There are many other ways to underscore the role private label can play, and many tips of the trade of which to take heed. With the growth of online retail and the fact that many national brands are now being sold in multiple channels, Drinkwalter observes that there are fewer brands exclusive to independent retailers. For this reason, she says that private label is clearly an independent’s “most productive” brand. It builds profit margins and repeat business, while serving as an advertisement inside the homes of customers.
Gerhardt expands on this notion, saying, “Retailers see the benefit of having their store logo in the customer’s view all the time as the product is used. It’s a constant reminder of their favorite store, and where to go when they need more.”

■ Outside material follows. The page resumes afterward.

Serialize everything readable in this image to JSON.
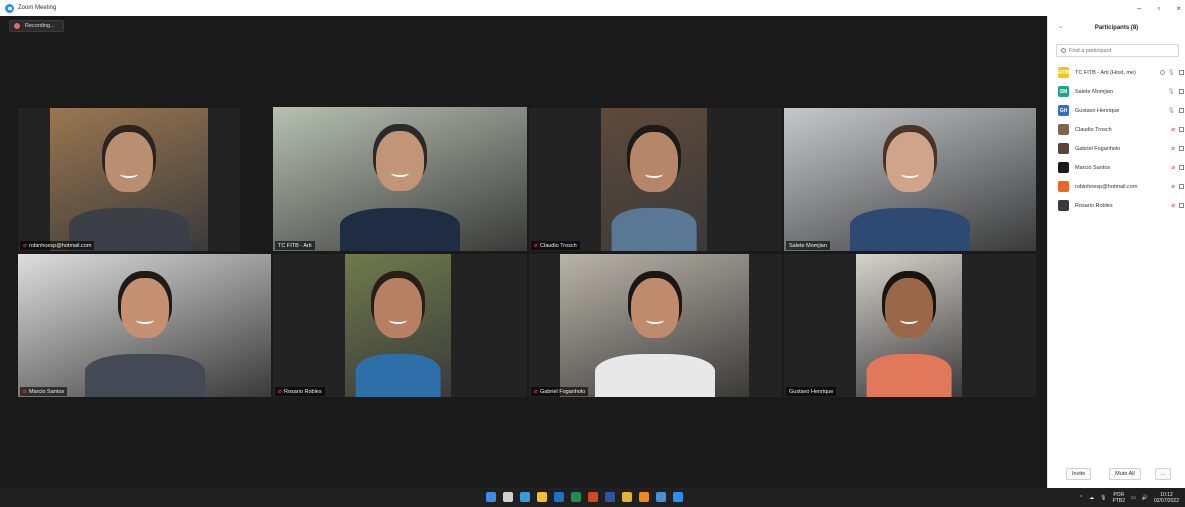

Popular in Private
Private label manufacturers tell us what’s hot and why.
“You determine how to merchandise and market these products. You market them in the community to local health care practitioners, community fairs, school tours and business groups and your audience can only come to you to purchase the products,” says Drinkwalter. She suggests selling the science behind your private label products and ingredients, as well as the testing and production processes your suppliers use. This helps customers understand the quality they are getting.
Launching a private label product that a manufacturer already has in stock and ready to go offers many benefits, Wilson says. “It provides a low-risk, low-minimum opportunity to go to market quickly with a new product. Often, when small companies desire to expand or introduce a new product to meet their customers’ demands and business growth goals, they lose momentum by trying to wear too many hats within their organization,” she says. Private label manufacturers like her company simplify the process of serving your customers, Wilson says.
Despite the ease implied in that description, she hastens to add that missteps can be made. These occur when retailers don’t adequately explore certain issues before going to market with a product, such as the required margins, the unique properties of a product and how they compare to competing products, and the plan to educate customers. This is why a close partnership with the manufacturer is crucial.
The value-added services being offered are also important to consider. “We offer marketing services to our customers, which is helpful because many smaller companies don’t have a dedicated marketing team,” Wilson says.
Those shopping for over-the-counter health products are frequently just as concerned with value as with things like product safety and effectiveness, Wright claims. “Utilizing private label manufacturing is an excellent way to appeal to the shopper who is concerned with price point, as well as improved health,” she says.
Providing some final context for the significance of private label in independent natural products retail, Vigeant says, “Private label products offer a chance for a health store to strengthen its store brand while generating high levels of customer loyalty. As the larger chains grow, this loyalty is going to be increasingly important.” WF
See www.wholefoodsmagazine.com/suppliers for additional coverage of the supplier category.
1. “Private Label Foods & Beverages in the U.S., 8th Edition,” Packaged Facts (2014), http://www.packagedfacts.com/Private-Label-Foods-8358109, accessed Oct. 29, 2014.
2. “PLMA’s 2014 Private Label Yearbook Now Available Online,” PLMA, http://plma.com/pressupdate/pressupdate.asp, accessed Oct. 31, 2014.
Published in WholeFoods Magazine, December 2014